The first issue was a vote for the senior positions, but as with the previous elections, it wasn’t really an election (you’re probably getting the drift). Board members were expected to vote along the lines of the prior negotiations. The voting went 36-1 in which the only vote against approving the nominations came from the representative of Yesh Atid, Naama Shultz. From my own perspective, it was a difficult decision and I consulted with my faction before ultimately deciding not to dissent. Though we had deep reservations about the system, political differences with some of those seven positions, and a grave disappointment that every single position was taken by a man, our decision was made on two principles:

1. That we participated in the process of which the board was selected and we considered it to be hypocritical to have refrained from taking a stand before the election while symbolically voting against it immediately after. We will bring the issue of electoral reform to the table over this term (it will be defeated).

2. That for better or worse, these would be leaders of KKL for the next five years and they deserve the benefit of the doubt and our support at the outset.

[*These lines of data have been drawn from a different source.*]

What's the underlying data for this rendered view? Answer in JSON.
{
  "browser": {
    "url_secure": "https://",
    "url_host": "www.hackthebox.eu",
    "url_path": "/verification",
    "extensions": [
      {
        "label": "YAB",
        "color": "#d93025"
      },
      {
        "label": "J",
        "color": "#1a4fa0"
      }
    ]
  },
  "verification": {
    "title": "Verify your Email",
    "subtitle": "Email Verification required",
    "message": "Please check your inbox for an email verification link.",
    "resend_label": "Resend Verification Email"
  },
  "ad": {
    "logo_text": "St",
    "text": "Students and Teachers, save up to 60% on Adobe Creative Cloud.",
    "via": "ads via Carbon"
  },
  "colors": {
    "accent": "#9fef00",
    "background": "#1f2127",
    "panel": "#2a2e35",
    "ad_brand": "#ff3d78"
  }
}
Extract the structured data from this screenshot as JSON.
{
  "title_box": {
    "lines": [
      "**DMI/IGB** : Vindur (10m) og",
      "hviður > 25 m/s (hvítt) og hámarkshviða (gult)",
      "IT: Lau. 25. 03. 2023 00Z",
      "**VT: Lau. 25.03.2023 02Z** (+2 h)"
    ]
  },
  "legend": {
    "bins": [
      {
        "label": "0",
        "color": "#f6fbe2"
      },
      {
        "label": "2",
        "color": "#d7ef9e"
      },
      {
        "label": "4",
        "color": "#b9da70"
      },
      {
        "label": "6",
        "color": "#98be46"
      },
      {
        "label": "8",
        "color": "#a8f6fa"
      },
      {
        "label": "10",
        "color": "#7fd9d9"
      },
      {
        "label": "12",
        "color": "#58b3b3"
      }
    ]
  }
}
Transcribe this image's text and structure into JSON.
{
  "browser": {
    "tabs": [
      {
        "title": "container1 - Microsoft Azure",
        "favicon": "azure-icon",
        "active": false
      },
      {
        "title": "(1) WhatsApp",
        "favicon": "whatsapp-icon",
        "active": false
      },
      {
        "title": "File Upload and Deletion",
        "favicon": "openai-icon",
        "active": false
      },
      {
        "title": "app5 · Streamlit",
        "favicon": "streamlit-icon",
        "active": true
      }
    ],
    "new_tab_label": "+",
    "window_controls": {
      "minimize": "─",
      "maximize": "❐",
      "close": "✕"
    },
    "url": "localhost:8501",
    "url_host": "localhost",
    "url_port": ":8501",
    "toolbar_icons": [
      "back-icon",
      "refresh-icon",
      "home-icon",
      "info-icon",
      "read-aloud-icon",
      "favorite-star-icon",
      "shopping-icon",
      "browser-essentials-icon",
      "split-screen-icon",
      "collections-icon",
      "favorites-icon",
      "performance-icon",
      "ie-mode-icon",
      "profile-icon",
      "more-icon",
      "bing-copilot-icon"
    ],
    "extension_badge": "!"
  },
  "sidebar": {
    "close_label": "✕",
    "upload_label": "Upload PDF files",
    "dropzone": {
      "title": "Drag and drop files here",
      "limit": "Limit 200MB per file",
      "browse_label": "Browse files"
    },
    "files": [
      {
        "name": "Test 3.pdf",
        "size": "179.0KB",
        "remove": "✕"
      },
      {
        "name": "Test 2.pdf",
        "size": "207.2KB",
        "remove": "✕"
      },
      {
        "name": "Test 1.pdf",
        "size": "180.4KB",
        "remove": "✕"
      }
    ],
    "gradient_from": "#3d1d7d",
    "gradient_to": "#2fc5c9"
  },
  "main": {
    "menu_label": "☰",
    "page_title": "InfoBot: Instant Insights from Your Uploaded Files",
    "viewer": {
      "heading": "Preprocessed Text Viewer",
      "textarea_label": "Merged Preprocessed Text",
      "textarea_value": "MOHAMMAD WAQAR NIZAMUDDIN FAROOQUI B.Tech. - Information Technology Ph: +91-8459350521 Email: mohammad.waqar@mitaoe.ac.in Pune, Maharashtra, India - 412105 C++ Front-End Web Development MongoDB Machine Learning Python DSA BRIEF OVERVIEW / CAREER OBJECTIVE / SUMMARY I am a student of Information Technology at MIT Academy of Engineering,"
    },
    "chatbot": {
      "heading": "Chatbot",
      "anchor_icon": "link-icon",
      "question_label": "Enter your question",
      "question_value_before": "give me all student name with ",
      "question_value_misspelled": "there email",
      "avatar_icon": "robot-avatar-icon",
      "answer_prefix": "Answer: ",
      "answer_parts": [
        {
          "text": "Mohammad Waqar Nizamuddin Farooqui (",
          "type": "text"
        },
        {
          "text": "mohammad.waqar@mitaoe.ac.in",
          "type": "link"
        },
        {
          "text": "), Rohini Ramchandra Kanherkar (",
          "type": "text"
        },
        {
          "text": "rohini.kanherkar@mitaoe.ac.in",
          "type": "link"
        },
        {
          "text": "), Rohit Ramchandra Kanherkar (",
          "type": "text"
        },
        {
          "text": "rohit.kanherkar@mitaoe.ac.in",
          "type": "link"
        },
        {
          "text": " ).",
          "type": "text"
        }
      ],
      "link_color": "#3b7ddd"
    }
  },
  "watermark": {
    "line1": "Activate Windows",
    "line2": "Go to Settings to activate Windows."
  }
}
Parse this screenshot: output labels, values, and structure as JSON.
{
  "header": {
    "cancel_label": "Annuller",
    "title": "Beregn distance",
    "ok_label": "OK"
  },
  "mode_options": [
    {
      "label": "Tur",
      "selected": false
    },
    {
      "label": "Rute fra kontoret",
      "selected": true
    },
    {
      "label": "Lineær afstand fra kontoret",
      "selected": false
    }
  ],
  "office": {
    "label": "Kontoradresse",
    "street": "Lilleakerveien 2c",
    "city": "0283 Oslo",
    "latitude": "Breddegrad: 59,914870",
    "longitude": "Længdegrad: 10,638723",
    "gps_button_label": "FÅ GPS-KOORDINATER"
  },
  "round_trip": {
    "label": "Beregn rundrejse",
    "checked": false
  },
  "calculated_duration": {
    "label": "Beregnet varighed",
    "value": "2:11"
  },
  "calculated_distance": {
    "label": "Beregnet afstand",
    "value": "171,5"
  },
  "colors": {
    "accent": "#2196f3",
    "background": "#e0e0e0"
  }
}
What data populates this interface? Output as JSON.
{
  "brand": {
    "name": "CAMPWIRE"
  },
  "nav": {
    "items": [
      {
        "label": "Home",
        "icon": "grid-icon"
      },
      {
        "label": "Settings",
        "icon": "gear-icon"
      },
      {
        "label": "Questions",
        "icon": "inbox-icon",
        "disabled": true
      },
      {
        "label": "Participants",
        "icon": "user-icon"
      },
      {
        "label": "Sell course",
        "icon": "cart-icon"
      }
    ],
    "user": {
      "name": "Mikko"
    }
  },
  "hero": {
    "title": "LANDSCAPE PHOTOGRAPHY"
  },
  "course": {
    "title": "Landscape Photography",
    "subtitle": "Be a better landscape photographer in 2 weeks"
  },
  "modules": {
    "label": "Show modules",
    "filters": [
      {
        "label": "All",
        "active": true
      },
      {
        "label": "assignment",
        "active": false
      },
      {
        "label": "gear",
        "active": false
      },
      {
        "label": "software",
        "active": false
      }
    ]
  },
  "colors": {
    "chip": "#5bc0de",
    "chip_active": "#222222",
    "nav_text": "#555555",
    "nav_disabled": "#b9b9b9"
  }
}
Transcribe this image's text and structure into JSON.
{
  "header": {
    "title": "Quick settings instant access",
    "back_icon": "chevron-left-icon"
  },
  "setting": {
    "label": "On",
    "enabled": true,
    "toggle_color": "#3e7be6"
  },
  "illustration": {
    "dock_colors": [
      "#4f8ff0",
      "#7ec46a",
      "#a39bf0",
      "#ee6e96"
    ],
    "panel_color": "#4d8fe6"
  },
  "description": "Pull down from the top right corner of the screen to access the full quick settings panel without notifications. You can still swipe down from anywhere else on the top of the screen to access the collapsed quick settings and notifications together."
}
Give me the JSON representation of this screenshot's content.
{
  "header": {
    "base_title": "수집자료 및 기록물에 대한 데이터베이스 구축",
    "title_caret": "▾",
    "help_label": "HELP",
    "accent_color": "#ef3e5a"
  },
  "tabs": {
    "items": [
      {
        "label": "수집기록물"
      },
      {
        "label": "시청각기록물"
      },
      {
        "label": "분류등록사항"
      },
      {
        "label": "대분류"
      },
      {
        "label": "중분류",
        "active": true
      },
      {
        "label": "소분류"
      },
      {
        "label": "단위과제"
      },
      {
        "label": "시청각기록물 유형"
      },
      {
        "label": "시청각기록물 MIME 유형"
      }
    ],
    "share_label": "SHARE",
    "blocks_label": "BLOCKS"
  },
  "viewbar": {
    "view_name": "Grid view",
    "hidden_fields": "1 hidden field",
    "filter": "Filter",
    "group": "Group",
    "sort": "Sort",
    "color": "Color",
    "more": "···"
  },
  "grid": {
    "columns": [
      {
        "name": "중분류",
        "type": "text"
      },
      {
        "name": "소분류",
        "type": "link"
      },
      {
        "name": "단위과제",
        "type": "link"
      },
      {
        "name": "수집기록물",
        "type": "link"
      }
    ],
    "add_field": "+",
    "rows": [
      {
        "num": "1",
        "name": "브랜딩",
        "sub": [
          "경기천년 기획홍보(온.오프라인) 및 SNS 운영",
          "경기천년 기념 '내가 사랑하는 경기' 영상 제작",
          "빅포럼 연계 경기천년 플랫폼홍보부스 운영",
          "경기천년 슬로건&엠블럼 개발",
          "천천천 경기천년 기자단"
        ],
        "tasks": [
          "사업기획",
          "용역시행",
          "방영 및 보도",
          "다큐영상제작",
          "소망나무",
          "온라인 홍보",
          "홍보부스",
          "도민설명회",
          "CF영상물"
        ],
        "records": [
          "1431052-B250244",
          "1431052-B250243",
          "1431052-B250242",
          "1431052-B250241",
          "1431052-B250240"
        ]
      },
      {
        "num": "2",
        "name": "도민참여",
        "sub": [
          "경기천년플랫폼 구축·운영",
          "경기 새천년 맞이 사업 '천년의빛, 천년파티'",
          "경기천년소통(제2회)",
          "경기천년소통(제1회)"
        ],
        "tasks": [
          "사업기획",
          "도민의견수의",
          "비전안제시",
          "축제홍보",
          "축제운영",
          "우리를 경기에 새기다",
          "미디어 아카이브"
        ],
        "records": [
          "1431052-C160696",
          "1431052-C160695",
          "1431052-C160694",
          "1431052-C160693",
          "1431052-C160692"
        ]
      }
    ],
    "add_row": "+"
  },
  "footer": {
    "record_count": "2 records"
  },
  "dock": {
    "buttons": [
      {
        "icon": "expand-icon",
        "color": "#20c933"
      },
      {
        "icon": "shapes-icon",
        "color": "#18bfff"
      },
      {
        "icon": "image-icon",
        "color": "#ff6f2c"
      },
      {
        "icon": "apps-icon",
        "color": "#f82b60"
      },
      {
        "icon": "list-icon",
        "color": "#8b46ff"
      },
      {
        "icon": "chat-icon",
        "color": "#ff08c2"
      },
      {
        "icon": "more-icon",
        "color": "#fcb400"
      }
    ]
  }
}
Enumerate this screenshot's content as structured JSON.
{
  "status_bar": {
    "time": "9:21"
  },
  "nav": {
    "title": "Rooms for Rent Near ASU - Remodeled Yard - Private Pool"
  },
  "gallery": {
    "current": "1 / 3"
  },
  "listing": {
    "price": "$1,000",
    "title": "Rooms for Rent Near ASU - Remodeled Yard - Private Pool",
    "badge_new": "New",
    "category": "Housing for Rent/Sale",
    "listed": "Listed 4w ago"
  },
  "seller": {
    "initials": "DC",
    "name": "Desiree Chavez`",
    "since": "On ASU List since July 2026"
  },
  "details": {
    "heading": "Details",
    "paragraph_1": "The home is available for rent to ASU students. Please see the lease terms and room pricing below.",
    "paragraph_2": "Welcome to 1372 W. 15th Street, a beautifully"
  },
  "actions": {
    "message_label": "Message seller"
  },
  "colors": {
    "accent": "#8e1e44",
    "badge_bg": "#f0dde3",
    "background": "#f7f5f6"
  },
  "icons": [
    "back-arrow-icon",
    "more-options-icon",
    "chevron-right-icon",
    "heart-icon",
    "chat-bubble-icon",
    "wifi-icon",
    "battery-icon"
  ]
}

Though whether increased transparency will happen remains to be seen, we wanted to vote in a way that assumes good intention until proven otherwise. Although we don’t agree with every one of those elected (which would be impossible as they came from different platforms), we recognised that among them were distinguished and accomplished leaders.

The second vote was split into two separate budgetary requests from the World Zionist Organization totalling $31m. This vote finished 35-2 with myself and Yesh Atid being the only two dissenters. I’m disappointed at the manner in which this decision was taken with extremely limited information available, concerning a significant amount of public money. This being Chairman Atar’s first meeting, he did note that in the future this lack of information would not be repeated, however I did not see sufficient urgency to pass this amount onto the WZO without more information. I’ll further note that the WZO is from my experience an extremely poorly run organization, lacking in efficiency, with massive top heavy expenditure and limited value for money, and it would take exceptional circumstances for me to vote in favour or any transfer of funds to the organization over this term.

Moving forward

So while the direction this leadership will take remains to be seen, I can state one certainty at this early stage:

Seven out of 37 elected board members were women. This is completely unacceptable and I will push for better inclusion in subsequent elections, and will request that my seat is filled by a woman at the end of my term. Apart from that I will continue supporting increased transparency and openness within KKL as well as the continuation of the incredible projects the organisation continues to fulfil on behalf of the Jewish people and all citizens of the State of Israel.